Estimating treatment effects in observational studies

Neurology: October 17, 201

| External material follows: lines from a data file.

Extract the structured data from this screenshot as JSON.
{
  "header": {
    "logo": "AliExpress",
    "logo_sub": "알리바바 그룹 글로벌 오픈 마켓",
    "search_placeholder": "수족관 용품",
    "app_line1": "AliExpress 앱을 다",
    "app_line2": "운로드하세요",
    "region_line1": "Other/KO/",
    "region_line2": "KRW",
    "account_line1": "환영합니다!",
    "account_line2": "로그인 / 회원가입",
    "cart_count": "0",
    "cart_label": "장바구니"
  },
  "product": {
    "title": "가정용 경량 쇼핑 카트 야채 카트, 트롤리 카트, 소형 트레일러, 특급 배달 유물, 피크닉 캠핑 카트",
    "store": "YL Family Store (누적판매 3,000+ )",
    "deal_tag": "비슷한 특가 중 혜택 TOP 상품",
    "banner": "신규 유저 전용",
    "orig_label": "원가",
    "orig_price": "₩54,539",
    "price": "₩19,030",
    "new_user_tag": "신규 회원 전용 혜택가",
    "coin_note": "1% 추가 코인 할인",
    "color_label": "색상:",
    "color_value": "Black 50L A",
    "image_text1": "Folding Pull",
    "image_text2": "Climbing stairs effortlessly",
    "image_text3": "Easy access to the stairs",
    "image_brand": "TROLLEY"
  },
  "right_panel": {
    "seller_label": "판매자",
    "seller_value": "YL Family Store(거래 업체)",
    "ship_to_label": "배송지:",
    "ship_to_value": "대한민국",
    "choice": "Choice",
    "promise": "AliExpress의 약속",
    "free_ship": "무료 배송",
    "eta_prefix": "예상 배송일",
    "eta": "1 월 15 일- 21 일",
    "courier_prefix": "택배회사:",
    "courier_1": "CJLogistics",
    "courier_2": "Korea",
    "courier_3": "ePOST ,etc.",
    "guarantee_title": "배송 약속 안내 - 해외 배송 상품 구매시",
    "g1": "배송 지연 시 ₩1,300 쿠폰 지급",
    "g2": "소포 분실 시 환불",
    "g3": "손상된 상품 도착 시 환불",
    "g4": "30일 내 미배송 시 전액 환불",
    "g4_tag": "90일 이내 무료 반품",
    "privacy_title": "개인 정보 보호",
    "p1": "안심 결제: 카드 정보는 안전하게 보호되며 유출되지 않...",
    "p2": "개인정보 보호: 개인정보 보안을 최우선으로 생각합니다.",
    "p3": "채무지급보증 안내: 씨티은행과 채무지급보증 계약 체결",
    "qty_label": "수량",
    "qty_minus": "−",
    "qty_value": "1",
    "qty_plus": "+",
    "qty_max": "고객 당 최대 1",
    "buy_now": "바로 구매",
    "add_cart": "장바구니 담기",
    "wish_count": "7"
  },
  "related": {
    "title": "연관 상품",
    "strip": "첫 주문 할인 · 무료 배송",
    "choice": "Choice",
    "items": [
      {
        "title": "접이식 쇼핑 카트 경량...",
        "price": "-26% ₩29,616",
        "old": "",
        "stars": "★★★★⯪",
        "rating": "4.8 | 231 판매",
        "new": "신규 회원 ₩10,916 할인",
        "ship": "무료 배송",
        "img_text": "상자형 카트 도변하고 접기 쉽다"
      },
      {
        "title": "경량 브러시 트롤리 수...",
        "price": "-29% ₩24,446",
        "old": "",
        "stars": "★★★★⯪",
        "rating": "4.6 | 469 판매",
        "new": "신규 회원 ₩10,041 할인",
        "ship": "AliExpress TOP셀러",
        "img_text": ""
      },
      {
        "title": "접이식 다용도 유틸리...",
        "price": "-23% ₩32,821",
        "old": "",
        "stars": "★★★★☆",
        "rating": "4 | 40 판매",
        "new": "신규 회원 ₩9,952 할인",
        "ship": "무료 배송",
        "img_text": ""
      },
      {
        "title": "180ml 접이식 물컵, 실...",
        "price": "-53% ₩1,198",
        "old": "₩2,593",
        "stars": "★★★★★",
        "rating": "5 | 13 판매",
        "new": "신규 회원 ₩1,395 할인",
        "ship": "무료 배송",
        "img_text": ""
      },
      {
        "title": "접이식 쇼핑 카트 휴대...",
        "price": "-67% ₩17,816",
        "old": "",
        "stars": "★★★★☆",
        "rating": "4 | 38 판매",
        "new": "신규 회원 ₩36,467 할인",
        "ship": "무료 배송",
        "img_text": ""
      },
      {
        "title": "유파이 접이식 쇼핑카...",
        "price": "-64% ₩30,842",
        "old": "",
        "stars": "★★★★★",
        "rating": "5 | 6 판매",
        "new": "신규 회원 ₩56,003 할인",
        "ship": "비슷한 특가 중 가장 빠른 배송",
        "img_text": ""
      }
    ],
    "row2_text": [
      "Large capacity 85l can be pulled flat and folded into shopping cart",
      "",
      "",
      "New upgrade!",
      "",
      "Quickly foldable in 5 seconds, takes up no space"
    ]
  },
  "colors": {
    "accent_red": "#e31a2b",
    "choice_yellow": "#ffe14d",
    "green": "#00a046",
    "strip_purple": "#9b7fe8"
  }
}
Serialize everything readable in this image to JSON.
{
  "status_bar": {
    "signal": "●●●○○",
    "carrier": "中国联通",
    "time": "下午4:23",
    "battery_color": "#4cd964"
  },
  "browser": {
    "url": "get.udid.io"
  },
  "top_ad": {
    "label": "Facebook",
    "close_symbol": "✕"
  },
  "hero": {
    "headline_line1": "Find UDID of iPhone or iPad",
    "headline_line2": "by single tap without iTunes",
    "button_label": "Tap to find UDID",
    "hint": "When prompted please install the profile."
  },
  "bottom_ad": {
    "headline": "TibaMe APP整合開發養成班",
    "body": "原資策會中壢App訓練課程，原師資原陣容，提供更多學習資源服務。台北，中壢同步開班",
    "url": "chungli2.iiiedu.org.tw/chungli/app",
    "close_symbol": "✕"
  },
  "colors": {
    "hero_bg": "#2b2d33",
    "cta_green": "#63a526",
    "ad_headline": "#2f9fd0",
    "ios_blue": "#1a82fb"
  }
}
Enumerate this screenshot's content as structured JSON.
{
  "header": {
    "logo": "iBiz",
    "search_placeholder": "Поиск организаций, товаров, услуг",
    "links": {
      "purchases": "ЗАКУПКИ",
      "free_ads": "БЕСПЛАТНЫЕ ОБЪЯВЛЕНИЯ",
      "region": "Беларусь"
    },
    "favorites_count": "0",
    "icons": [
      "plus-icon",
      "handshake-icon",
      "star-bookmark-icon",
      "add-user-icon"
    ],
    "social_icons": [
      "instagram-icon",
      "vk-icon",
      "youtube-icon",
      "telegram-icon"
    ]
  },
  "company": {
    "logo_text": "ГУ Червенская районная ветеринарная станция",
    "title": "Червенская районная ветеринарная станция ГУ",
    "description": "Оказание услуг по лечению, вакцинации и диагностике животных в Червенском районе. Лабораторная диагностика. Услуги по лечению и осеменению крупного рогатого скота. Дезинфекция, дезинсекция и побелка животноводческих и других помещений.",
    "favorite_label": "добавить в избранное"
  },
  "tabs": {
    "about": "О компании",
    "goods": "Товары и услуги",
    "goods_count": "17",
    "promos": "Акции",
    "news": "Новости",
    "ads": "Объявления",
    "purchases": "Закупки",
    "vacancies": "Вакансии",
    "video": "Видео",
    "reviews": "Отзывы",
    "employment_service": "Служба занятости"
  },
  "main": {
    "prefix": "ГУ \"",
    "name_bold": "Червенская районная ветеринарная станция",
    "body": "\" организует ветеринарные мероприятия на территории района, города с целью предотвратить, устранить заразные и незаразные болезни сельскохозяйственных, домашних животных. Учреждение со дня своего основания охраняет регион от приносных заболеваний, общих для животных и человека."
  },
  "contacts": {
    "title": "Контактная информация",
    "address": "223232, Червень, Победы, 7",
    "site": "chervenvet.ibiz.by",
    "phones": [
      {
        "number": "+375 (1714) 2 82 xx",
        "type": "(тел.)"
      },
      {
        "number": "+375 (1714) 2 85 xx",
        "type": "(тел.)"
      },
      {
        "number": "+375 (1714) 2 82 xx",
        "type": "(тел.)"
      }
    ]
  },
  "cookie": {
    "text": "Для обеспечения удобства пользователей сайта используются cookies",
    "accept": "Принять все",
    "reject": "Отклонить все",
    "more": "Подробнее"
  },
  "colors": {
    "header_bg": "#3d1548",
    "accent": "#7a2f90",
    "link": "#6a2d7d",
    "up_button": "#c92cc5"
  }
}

Randomized controlled trials are required to determine the effectiveness and safety of medical therapies for clinical use. However, observational studies are used frequently to evaluate treatment effects in a number of situations, such as postmarketing safety evaluations of medications or in situations where clinical trials are not feasible.1 Unlike randomized controlled trials, where randomization promotes an equal balance of known and unknown confounders between treatment groups, treatment groups in observational studies often differ in the prevalence of key prognostic variables associated with both treatment and outcome.1 While statistical approaches, such as multivariable adjustment, propensity-based matching, and propensity score risk adjustment, can be used to adjust for the influence of known confounders in observational studies, adjusting for unmeasured confounders is more obviously challenging. In the case of propensity-based approaches, the analyses specifically take account of the factors that predict whether a patient receives the treatment or not (e.g., age, disease severity). Read more